Publisert av Karl Jørgen Gurandsrud den 10.01.18. Oppdatert 21.05.18.

The Arne Asplund Mechanical Pulping Award was established in 1985. Later on it has been presented to the winners at the IMPC-conferences. The first receiver of the award was Arne Asplund himself in 1985. Since then it has be given to twenty scientists from different countries.

Dr. Arne Asplund is the inventor of the thermomechanical pulping technique, known as the Defibrator™ process. He developed the process in 1931, and Defibrator AB was founded in 1933 to commercialize his invention. A patent was granted in 1934.

The process, the Defibrator™ system, the pressurized preheater and the pressurized refiner developed for continuous production, was first used in the fiberboard industry, then in the production of roofing and flooring felt. The technology introduced by Arne Asplund was later developed for the production of pulp for many grades of paper and board, including newsprint.

Pilot plant trials to produce thermomechanical pulp for paper production began in the late 1950s. The first commercial paper pulp application with a Defibrator™ refining system was at the Rockhammar Mill in Sweden in 1968. This work led to the development of the TMP process, which virtually revolutionized the pulp and paper industry in the 1970s.
Arne Asplund’s professional achievements could be rated in terms of the millions of tons of panelboard, papers and paperboard that the industry can produce in its efficient and costeffective pulp plants based on his original idea. Following retirement as chairman of Sunds Defibrator in 1979 at age 76, Arne Asplund continued his inventive ways. A holder of more than 50 patents, his latest projects involved modifications of the mechanical pulping process to reduce energy consumption. Dr. Asplund died in 1993 at the age of 90.

In 1984, Dr. Asplund was awarded one of the ten prizes for technical achievement presented annually by the National Swedish Board for Technical Development, STU. Other honors include the TAPPI Gold Medal (1978), the Gold Medal of the Royal Swedish Academy of Engineering Sciences, IVA (1947), a University of Wisconsin Honor Award (1954), the Ekman Gold Medal of the Swedish Association of Pulp and Paper Engineers (1956), Grand Gold Medal from IVA (1969), and Doctor h.c. at the Royal Institute of Technology in Stockholm (1967). He was elected a Fellow of IVA in 1957 and TAPPI in 1974.

In 1985, Dr. Asplund was the first to receive the Arne Asplund Mechanical Pulping Award, presented in conjunction with the announcement of its establishment at the 1985 International Mechanical Pulping Conference (IMPC).

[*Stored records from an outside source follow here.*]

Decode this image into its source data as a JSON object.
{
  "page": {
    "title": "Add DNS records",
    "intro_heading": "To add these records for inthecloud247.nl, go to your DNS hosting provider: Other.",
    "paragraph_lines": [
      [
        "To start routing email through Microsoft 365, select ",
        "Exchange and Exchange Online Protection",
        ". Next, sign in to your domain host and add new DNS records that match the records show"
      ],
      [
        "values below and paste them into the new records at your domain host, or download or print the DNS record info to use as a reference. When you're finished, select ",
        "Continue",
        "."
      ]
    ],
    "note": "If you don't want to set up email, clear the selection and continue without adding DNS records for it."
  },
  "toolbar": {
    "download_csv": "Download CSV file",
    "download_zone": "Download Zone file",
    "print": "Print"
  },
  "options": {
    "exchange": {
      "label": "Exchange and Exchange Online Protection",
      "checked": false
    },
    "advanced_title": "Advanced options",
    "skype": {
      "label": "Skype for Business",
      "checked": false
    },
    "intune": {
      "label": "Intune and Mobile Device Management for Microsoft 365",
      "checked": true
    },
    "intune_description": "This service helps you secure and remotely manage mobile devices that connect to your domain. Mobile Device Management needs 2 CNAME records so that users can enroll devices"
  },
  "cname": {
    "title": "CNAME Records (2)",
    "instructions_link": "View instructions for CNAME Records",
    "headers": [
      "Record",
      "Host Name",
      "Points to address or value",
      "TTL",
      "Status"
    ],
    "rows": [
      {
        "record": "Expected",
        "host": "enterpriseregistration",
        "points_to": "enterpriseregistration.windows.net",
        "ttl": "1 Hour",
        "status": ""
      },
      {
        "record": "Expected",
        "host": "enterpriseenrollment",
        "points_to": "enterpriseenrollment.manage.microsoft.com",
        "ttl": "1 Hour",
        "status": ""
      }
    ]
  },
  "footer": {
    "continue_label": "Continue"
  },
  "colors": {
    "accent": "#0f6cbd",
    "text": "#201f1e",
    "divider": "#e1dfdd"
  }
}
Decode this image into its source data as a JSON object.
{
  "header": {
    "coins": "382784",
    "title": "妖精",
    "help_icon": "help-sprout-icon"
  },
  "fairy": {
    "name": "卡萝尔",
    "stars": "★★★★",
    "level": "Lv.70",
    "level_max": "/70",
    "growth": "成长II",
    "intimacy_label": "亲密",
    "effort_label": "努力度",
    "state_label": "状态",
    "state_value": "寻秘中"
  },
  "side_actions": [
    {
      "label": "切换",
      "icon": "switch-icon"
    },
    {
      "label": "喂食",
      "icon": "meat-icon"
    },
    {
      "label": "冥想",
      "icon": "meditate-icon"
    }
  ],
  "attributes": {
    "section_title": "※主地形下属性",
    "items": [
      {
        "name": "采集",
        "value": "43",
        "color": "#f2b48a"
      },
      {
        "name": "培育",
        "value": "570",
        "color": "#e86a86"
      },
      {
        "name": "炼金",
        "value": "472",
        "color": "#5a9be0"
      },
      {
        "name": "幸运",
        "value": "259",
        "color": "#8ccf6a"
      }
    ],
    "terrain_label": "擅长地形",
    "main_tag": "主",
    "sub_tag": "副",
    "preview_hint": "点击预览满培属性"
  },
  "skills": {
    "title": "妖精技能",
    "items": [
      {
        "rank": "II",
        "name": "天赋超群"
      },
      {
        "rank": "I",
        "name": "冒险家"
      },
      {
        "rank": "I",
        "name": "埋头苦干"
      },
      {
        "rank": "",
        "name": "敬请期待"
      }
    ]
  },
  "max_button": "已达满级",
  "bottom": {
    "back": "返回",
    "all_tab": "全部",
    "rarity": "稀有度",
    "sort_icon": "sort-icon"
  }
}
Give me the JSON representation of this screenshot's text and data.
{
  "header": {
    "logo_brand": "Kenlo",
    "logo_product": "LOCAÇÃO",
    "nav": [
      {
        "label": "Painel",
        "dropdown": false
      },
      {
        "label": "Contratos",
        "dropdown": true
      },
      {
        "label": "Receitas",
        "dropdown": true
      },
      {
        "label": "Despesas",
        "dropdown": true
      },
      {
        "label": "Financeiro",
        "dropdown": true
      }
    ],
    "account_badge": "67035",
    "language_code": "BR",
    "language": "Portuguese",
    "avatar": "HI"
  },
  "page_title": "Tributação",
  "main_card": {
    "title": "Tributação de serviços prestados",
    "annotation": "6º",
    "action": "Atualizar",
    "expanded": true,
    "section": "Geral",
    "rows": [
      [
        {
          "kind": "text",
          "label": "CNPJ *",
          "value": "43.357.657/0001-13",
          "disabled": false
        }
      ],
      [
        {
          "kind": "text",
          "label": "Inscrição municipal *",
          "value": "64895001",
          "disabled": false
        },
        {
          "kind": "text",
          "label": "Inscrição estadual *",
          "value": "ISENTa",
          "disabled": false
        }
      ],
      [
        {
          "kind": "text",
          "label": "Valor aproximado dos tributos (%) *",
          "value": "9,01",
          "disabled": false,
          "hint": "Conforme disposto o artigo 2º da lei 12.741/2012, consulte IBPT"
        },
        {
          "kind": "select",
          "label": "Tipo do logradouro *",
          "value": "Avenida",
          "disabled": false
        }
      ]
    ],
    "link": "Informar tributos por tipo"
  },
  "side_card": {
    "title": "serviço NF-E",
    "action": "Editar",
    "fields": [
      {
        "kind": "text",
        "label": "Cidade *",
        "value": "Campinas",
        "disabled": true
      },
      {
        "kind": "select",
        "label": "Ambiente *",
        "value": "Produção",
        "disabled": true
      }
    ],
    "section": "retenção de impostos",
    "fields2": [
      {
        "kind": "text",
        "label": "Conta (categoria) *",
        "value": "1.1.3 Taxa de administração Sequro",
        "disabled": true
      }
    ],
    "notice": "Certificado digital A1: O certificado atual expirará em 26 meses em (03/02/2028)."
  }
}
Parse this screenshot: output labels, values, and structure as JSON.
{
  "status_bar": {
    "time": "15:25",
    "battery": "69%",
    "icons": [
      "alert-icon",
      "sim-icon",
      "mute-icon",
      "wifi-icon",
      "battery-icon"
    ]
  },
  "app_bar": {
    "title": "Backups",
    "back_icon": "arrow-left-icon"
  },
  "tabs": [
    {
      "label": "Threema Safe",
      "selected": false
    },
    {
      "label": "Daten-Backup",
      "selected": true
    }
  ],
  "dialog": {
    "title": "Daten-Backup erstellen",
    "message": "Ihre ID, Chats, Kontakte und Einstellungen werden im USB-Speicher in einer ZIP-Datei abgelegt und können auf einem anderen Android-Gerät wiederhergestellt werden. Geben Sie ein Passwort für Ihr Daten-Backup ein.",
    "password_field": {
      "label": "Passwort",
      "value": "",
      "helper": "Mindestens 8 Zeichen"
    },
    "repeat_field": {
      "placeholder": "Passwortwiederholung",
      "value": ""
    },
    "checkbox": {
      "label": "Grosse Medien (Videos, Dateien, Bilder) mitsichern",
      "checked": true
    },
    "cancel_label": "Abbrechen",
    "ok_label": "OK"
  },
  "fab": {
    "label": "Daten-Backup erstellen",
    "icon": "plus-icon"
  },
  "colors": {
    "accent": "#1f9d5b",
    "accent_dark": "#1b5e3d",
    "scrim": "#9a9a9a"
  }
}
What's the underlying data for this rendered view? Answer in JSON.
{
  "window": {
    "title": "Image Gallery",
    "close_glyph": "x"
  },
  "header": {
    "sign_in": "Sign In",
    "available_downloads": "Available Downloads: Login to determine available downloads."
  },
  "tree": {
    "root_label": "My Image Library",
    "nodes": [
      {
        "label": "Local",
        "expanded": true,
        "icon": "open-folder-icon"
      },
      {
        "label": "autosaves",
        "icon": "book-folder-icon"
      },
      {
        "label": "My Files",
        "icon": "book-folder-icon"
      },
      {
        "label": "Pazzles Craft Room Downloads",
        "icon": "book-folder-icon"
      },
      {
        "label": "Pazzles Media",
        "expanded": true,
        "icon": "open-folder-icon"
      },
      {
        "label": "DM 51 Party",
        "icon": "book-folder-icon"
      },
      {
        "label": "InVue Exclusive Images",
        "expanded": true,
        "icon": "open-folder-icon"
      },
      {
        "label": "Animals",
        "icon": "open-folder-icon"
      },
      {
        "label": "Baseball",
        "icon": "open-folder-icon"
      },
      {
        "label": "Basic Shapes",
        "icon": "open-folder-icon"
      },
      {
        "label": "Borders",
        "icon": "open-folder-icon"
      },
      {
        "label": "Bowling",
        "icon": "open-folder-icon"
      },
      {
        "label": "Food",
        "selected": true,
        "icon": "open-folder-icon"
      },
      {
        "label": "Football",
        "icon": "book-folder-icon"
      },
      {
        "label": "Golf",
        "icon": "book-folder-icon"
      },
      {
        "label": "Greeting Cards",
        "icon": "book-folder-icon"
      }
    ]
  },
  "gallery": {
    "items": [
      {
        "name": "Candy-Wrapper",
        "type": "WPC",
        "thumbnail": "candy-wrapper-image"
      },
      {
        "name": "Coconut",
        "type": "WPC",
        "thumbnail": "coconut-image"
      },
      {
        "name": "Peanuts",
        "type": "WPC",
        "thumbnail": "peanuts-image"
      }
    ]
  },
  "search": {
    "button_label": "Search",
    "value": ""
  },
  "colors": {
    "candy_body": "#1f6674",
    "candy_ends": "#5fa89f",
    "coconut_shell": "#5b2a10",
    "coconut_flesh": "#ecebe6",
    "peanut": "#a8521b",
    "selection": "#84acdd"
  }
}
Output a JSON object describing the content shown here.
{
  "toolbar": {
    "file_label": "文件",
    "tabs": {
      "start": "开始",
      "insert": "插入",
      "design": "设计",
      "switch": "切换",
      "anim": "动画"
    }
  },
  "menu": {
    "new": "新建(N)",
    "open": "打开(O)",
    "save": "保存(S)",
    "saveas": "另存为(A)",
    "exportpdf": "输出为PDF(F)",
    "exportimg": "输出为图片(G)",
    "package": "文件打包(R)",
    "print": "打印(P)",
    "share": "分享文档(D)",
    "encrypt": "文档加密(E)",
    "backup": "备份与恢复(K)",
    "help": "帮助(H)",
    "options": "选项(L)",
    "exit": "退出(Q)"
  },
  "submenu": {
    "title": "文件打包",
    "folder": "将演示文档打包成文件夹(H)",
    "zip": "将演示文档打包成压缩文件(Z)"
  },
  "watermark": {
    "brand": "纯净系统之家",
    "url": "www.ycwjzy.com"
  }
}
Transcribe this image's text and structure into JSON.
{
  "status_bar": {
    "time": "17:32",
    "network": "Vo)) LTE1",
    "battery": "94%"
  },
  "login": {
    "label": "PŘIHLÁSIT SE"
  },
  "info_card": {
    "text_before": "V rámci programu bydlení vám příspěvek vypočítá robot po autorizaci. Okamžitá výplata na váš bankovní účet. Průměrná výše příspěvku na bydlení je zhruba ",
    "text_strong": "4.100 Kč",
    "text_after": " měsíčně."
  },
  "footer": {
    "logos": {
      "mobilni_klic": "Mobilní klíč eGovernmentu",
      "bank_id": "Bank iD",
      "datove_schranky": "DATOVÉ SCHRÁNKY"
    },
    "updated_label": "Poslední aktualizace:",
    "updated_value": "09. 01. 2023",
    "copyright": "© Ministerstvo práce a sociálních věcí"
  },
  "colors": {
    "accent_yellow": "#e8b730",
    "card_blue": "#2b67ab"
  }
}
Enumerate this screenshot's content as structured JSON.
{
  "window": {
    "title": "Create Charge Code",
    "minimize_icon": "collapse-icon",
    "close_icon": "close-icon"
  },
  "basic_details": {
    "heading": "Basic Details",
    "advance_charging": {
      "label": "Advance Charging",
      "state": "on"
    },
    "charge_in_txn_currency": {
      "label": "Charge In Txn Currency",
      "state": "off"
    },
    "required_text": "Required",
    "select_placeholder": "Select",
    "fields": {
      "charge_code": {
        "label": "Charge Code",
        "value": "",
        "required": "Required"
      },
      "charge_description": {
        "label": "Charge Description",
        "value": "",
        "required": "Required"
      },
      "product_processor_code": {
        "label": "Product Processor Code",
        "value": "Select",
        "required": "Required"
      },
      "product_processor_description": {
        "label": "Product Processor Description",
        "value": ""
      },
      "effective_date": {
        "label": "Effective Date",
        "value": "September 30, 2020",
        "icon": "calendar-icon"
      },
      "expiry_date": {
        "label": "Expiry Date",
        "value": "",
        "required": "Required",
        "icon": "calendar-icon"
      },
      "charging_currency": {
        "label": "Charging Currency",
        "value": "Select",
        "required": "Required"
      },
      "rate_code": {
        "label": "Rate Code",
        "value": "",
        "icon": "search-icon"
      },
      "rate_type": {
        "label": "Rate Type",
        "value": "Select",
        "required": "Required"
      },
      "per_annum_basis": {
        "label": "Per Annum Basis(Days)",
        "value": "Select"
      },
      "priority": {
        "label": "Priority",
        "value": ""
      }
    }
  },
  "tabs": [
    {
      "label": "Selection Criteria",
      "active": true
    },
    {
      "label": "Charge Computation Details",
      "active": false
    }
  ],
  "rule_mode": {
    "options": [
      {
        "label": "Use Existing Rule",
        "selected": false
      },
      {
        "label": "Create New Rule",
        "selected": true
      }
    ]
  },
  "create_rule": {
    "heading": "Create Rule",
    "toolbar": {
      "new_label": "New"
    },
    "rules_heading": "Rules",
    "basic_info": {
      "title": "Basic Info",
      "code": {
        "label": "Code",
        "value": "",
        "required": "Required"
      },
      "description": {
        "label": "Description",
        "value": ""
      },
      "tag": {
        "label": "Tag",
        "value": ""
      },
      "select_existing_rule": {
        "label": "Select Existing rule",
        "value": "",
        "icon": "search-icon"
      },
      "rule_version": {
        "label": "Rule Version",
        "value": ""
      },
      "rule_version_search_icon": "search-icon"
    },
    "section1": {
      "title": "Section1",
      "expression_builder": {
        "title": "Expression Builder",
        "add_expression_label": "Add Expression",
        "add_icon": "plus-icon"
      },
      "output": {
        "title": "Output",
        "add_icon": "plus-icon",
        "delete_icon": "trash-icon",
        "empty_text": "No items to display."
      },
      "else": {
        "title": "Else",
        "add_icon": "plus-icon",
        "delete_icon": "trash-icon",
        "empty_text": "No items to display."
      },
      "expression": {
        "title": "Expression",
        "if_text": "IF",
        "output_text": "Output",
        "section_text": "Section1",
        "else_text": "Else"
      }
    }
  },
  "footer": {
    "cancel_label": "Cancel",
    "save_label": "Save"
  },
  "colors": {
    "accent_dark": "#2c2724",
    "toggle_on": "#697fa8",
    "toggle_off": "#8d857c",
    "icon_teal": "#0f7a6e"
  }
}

The Award was made possible through a donation from the Sunds Defibrator company to the Arne Asplund Mechanical Pulping Award Foundation in 1985. The Chairman of the Board of Directors of the Foundation is Professor Göran Bengtsson.

You may find more information on the Arne Asplund Award here.